MI5 was directly involved in the rendition of a Moroccan national, illegally taken from a Belgian prison to work for Britain’s Security Services in London, an investigation by The Independent has discovered.
The man, now aged 29 and who cannot be named for his own safety, was secretly transferred from a Brussels jail in April 2004 and then further held and interrogated by senior MI5 officers at a secret base near London.
Documents seen by The Independent show that in September 2003 a Belgian court sentenced the man to four years in prison for the use of false documents and association with terror suspects. Yet less than a year later Home Office papers reveal that the Moroccan, who was born in Rabat, was in Britain and had been granted leave to remain in the UK by the British Government.
The Home Office document, dated 4 November 2004, says: “It has been decided that the Secretary of State’s discretion should be exercised in your favour and you have been granted limited leave to remain in the United Kingdom for a reason not covered by the Immigration Rules.”

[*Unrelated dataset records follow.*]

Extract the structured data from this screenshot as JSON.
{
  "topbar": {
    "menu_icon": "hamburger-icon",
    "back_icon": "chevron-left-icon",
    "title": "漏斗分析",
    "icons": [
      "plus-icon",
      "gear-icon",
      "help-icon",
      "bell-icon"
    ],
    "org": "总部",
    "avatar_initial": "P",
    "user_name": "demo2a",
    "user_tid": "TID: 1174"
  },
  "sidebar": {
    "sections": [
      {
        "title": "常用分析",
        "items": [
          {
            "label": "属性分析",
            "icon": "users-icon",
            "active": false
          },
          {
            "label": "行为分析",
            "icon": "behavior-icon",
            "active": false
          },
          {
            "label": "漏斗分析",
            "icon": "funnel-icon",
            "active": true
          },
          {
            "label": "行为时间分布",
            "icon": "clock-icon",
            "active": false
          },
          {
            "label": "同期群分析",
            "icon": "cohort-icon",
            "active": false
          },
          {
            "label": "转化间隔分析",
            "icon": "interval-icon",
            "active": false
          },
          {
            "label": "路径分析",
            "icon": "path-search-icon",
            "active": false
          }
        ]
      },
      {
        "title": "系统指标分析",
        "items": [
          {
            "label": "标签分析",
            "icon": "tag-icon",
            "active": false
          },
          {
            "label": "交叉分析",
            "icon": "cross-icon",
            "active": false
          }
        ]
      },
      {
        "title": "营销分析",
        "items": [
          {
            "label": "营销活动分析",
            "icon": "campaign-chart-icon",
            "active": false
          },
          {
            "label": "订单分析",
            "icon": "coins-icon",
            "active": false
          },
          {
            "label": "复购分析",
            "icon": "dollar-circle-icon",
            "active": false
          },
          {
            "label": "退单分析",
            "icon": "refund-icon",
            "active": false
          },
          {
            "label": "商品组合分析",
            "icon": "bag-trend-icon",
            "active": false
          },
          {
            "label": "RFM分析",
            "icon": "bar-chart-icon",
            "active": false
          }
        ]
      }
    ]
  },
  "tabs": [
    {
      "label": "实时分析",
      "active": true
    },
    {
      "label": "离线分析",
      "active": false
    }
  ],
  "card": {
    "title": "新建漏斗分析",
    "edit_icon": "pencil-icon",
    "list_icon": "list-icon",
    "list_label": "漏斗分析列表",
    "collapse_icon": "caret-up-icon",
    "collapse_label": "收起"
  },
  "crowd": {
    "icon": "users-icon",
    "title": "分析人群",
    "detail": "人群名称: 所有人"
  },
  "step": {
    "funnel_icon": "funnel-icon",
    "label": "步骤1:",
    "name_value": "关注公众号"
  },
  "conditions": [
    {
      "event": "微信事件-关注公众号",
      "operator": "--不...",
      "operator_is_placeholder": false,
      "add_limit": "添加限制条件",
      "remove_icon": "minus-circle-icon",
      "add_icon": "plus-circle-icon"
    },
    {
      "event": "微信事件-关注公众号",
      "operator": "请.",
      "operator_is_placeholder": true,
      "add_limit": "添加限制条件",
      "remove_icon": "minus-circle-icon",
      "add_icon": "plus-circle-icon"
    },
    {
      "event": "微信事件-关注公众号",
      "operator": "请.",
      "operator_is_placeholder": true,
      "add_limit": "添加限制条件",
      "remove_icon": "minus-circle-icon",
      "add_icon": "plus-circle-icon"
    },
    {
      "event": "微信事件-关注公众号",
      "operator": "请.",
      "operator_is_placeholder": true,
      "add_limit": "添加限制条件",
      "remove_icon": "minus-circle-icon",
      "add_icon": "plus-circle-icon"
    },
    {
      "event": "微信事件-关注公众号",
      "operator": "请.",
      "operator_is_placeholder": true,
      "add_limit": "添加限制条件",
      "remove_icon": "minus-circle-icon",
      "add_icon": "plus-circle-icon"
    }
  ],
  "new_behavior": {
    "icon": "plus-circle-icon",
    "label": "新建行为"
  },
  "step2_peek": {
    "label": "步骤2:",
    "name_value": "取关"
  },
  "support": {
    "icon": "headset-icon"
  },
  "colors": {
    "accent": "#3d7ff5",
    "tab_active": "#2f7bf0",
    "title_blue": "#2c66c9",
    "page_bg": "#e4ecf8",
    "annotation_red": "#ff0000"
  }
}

The case is the first evidence of a UK-based rendition recruitment programme operated by the Security Service after the 11 September attacks on America. Until now, Britain’s involvement in the practice appeared to be limited to providing assistance to American renditions.
In an interview with The Independent, the man’s Belgian lawyer, Christophe Marchand, said that the rendition took place while the suspect was waiting to appear before the central criminal court in Brussels in relation to his appeal.
Mr Marchand, Belgium’s foremost defence attorney and author of the book European Trends on the War on Human Rights, said his client, then 23 years old, had been questioned by MI5 agents in Forest Prison in Brussels where he had been detained without trial and held in solitary confinement for more than two years. During his later interrogation and detention at an MI5 safe house 40 minutes from central London, the man did not have access to a lawyer.
Last night MPs and human rights groups said the case illustrated the extent of Britain’s illegal role in the war on terror. Andrew Tyrie MP, chairman of the All Party Parliamentary Group on Extraordinary Rendition, said: “If it were to turn out that this man had been transferred to the UK against his will and against due legal process, we should well be concerned. Stories such as this underline the need for an inquiry to get to the bottom of what happened after 11 September.”
Clive Stafford Smith, director of the legal charity Reprieve, said: “We simply cannot be in the business of snatching people from foreign countries without any legal process. Why have we fought for the rule of law for all these decades if it is simply to be ignored when the Security Services decide it is not convenient to let judges into the debate?”